Indefinite-Lived Franchise Rights Acquired and Goodwill Annual Impairment Test

We review indefinite-lived intangible assets, including franchise rights acquired with indefinite lives, and goodwill for potential impairment on at least an annual basis or more often if events so require. We performed fair value impairment testing as of May 3, 2020 and May 5, 2019, each the first day of fiscal May, on our indefinite-lived intangible assets and goodwill.

In performing our annual impairment analysis as of May 3, 2020 and May 5, 2019, we determined that the carrying amounts of our franchise rights acquired with indefinite lives units of account and goodwill reporting units did not exceed their respective fair values and, therefore, no impairment existed.

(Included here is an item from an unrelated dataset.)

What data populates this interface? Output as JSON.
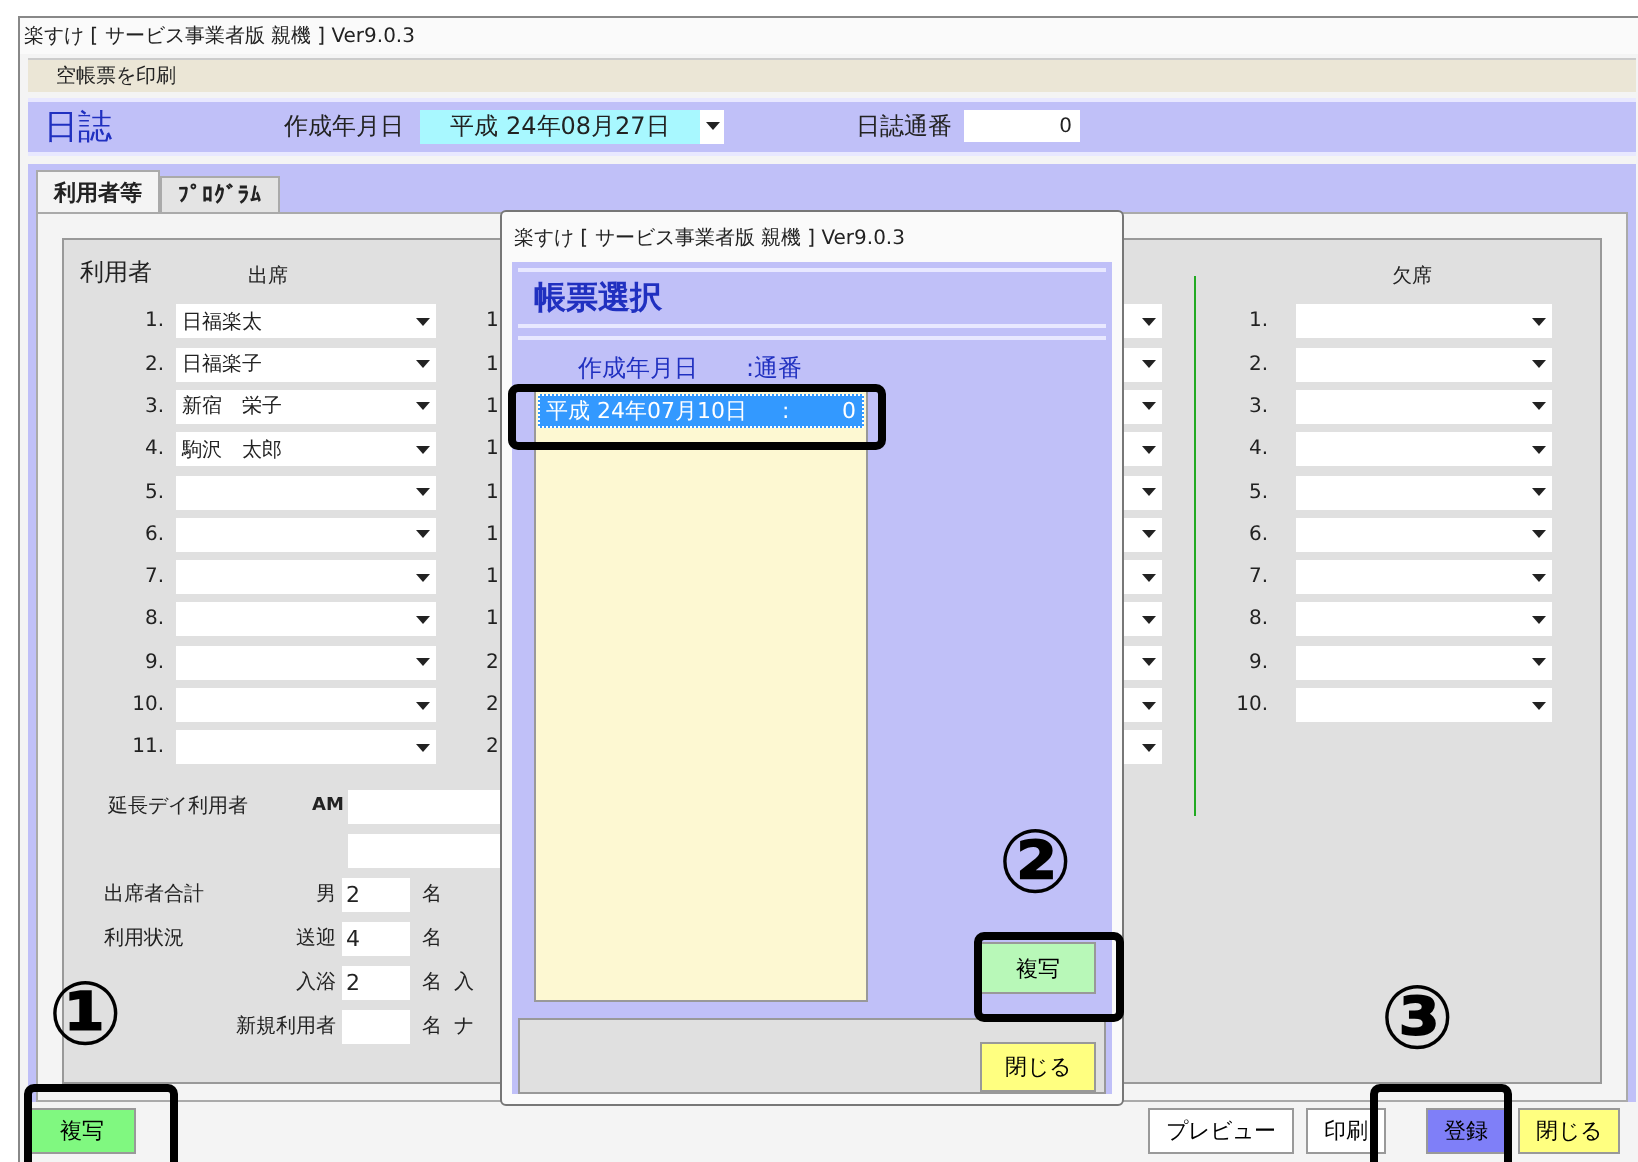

When determining fair value, we utilize various assumptions, including projections of future cash flows, growth rates and discount rates. A change in these underlying assumptions could cause a change in the results of the impairment assessments and, as such, could cause fair value to be less than the carrying amounts and result in an impairment of those assets. In the event such a result occurred, we would be required to record a corresponding charge, which would impact earnings. We would also be required to reduce the carrying amounts of the related assets on our balance sheet. We continue to evaluate these assumptions and believe that these assumptions are appropriate.

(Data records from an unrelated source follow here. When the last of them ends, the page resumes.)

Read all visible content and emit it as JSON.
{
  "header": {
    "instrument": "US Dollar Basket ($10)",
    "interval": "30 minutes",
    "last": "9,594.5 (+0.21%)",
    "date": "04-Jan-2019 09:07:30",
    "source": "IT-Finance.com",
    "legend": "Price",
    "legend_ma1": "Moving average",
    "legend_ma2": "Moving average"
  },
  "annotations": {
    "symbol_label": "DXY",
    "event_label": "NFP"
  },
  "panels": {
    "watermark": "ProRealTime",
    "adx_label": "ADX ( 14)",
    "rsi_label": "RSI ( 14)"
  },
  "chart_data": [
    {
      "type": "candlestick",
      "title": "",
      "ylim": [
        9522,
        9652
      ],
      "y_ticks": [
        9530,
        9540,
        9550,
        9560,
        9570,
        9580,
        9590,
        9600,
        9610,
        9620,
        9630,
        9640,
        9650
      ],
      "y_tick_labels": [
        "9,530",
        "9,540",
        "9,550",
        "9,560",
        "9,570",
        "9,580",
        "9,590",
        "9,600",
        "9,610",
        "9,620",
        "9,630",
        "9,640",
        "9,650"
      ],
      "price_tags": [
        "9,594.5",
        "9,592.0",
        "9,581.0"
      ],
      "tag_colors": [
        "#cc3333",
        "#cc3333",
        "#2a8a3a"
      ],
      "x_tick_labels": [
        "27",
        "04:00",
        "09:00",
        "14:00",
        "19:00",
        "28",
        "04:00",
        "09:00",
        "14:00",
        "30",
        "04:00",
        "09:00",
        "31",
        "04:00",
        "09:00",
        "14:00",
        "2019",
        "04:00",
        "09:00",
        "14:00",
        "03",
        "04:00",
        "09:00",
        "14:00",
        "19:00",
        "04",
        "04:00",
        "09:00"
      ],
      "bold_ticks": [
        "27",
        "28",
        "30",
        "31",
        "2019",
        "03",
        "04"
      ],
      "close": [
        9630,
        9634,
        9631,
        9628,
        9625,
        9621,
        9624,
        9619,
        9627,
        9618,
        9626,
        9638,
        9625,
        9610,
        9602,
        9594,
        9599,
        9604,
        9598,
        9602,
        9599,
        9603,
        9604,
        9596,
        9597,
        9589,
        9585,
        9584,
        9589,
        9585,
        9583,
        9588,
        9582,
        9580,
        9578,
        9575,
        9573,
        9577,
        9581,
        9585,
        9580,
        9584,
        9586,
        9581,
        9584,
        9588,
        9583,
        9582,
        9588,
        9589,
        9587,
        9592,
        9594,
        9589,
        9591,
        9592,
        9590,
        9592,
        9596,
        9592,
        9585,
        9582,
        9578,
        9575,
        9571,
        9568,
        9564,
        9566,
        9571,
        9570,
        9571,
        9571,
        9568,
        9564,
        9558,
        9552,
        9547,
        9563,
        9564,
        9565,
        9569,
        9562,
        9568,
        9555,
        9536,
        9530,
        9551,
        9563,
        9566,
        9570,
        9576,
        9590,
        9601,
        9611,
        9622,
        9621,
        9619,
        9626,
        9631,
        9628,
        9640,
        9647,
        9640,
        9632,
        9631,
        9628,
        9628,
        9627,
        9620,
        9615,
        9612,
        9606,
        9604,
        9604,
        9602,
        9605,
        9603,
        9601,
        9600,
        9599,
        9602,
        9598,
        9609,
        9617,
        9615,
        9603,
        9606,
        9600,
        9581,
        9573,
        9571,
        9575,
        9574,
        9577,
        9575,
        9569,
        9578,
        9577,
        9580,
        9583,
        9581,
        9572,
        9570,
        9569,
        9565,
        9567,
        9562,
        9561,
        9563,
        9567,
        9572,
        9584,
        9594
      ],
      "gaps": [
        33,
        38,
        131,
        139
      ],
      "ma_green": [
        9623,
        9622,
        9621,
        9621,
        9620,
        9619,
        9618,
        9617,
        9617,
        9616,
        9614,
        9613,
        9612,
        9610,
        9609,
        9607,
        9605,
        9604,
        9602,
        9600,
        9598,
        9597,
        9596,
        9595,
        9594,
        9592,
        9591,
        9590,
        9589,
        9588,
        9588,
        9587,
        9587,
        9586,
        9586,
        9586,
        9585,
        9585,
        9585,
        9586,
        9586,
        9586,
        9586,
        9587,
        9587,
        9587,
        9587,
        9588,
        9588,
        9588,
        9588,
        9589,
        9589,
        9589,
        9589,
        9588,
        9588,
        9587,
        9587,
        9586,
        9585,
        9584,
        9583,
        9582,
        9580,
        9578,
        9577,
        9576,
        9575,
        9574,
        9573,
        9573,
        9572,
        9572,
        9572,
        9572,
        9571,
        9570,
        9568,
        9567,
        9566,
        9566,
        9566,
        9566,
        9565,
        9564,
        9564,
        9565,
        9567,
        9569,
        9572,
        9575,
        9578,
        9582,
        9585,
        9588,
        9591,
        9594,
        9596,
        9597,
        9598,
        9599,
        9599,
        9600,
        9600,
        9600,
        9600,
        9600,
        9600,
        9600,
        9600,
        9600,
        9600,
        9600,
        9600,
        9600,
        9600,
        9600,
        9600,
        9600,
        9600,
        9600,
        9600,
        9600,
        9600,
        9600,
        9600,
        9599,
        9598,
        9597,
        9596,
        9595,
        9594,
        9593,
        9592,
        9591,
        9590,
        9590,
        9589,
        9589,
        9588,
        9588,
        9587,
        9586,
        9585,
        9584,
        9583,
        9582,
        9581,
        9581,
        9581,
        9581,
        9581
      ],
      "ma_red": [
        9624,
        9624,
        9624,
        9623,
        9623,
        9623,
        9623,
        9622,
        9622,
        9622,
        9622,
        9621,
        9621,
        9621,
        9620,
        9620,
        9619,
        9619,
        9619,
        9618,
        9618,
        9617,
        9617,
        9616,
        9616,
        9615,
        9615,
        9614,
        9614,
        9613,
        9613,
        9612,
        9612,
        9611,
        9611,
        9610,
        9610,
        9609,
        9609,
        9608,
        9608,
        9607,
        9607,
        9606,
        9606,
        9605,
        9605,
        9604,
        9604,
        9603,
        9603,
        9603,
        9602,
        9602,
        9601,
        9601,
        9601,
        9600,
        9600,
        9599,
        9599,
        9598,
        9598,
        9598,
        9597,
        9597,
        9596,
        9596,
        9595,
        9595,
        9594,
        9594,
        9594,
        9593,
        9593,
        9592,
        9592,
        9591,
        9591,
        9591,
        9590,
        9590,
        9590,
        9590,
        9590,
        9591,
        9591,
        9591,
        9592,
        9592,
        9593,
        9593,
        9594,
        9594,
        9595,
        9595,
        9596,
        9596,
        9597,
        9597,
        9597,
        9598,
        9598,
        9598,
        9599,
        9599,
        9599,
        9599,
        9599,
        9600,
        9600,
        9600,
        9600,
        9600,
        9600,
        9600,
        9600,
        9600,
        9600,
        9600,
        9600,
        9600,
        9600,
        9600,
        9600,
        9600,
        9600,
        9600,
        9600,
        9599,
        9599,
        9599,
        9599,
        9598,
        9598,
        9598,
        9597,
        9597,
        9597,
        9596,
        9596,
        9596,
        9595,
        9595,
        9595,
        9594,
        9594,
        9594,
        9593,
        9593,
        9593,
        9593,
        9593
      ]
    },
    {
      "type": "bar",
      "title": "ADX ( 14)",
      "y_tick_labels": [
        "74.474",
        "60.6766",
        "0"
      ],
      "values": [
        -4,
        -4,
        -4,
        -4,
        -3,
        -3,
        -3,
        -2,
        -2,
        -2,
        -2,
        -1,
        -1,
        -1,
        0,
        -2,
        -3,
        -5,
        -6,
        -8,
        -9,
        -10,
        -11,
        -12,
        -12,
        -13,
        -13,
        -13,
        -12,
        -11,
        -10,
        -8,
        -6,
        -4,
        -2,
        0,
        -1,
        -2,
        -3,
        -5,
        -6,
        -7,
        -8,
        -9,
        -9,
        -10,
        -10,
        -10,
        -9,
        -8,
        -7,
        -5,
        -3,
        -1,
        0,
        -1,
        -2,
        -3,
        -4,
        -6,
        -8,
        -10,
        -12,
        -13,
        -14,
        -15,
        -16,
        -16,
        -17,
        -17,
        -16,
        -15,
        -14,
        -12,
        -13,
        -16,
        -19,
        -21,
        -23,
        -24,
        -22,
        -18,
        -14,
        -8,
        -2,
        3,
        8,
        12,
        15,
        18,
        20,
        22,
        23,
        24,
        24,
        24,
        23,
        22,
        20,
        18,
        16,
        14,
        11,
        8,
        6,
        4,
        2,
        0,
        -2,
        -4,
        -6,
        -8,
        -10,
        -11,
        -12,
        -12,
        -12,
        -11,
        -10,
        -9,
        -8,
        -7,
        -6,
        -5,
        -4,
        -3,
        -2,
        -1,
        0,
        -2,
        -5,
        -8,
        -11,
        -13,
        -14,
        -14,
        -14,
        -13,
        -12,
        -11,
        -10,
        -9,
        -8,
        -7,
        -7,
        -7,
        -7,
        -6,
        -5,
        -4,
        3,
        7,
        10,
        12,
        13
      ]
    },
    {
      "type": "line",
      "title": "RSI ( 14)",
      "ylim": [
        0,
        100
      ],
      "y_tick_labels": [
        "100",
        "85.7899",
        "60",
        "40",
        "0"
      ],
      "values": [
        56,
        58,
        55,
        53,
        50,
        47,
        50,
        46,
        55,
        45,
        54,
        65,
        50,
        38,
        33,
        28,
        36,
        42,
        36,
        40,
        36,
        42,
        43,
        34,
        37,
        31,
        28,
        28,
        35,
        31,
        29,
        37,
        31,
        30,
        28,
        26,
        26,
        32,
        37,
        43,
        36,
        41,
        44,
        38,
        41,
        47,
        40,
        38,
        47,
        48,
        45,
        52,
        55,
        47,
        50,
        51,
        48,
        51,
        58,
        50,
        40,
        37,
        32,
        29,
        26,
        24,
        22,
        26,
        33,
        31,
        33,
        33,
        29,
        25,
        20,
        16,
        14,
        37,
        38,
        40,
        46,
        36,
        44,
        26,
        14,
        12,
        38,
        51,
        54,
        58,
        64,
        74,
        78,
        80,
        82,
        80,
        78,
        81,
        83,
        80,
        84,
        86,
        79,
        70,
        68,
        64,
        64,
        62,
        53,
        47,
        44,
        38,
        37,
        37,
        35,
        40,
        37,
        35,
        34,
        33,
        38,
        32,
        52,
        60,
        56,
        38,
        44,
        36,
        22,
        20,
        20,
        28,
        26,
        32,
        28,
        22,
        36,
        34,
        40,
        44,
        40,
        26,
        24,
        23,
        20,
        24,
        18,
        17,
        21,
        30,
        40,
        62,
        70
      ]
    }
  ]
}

In performing our annual impairment analysis, we also considered the trading value of both our equity and debt. If the trading values of both our equity and debt were to significantly decline from their current levels, we may have to take an impairment charge at the appropriate time, which could be material. For additional information on risks associated with our recognizing asset impairment charges, see “Item 1A. Risk Factors” of this Annual Report on Form 10-K.

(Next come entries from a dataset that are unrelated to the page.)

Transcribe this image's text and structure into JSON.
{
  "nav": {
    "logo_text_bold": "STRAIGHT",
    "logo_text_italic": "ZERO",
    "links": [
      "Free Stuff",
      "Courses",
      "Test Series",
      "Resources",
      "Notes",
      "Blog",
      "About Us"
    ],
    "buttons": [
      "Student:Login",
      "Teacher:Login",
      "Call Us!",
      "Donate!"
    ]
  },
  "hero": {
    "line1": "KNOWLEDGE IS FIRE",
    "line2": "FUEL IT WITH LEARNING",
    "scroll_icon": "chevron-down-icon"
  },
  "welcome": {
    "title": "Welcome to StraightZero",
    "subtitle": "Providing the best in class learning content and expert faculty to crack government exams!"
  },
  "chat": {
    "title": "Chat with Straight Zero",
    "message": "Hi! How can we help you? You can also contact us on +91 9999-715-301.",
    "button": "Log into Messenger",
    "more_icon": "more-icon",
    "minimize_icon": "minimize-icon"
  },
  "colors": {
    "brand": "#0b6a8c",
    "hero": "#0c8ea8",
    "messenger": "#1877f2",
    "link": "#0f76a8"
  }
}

Based on the results of our May 3, 2020 annual franchise rights acquired impairment analysis performed for all of our units of account, except for Canada and New Zealand, as of the January 2, 2021 balance sheet date, those units had an estimated fair value at least 35% higher than the respective unit’s carrying amount. Collectively, these units of account represent 91.9% of our total franchise rights acquired. Based on the results of our annual franchise rights acquired impairment test performed for our Canada unit of account, which holds 7.4% of our franchise rights acquired as of the January 2, 2021 balance sheet date, the estimated fair value of this unit of account exceeded its carrying value by approximately 16.5%. Based on the results of our annual franchise rights acquired impairment test performed for our New Zealand unit of account, which holds 0.7% of our franchise rights acquired as of the January 2, 2021 balance sheet date, the estimated fair value of this unit of account exceeded its carrying value by approximately 9.8%. Accordingly, a change in the underlying assumptions for New Zealand may change the results of the impairment assessment an